Hayek disliked intellectuals, because he said they often applied intuition in a very sloppy way. Their education and articulate writing was applied using superficial reasoning, and so they were lightweights. For example, in his day, it was socialism vs. capitalism, and most intellectuals favored socialism because the simple idea that 'planning' is better than 'not planning'. There superficial application of this idea led them to a bad opinion.
I was watching Bloggingheads, and political pundits/operatives Mark Schmitt and Byron York both admit they don't know much about what is going on in this crisis, but highlight the reference 'Liar's Poker' by Michael Lewis as informing their intuition.
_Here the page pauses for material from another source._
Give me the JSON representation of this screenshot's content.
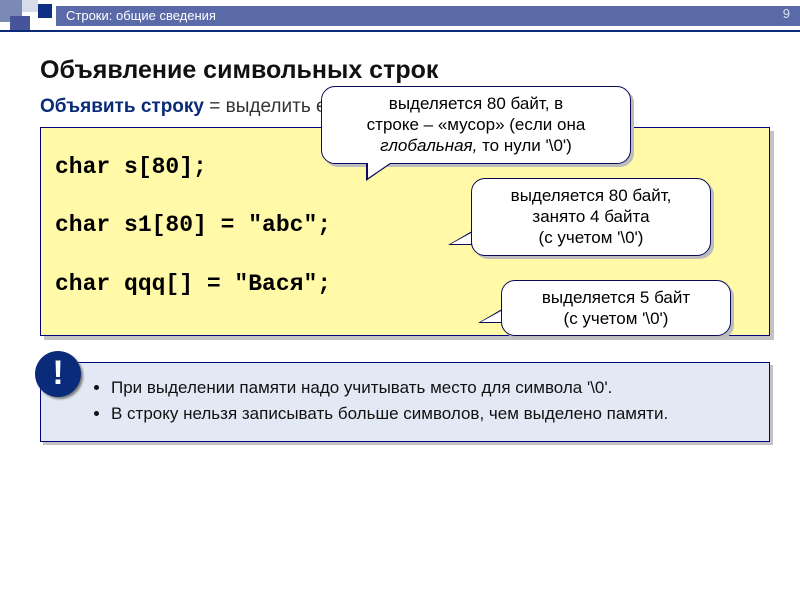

Michael Lewis is a good writer, in that he has a lot of good similes, allusions to Greek literature, and is funny. But his understanding of finance is pretty thin (he worked on wall street for all of three years). He basically argues that finance is filled with a bunch of smart but thoughtless, deceitful men, who rise to the top the way elephant seals take over a harem of cows. This is true to some degree, and it is very appealing picture to bring these people down in such a way, because it's always popular to say prominent people in field X really know nothing and are overpaid or overrespected. Unless one can highlight a key flawed assumption in the field, and what the better assumption should be, this is really shoddy commentary. But this is a 'top shelf' reference for understanding finance to a political pundit because it is a book they can understand, it talks mainly about motives and human frailties. It's as if your opinion of the electorate was based on episodes from 'All in the Family'--fun stuff, but a caricature, and and so fundamentally more wrong than the idiot being caricatured (eg, not all Republicans are bigots like Archie Bunker).
This is why I turn the channel whenever the talking heads start commenting on Fed policy, it's like listening to a celebrity's opinion on the Iraq War.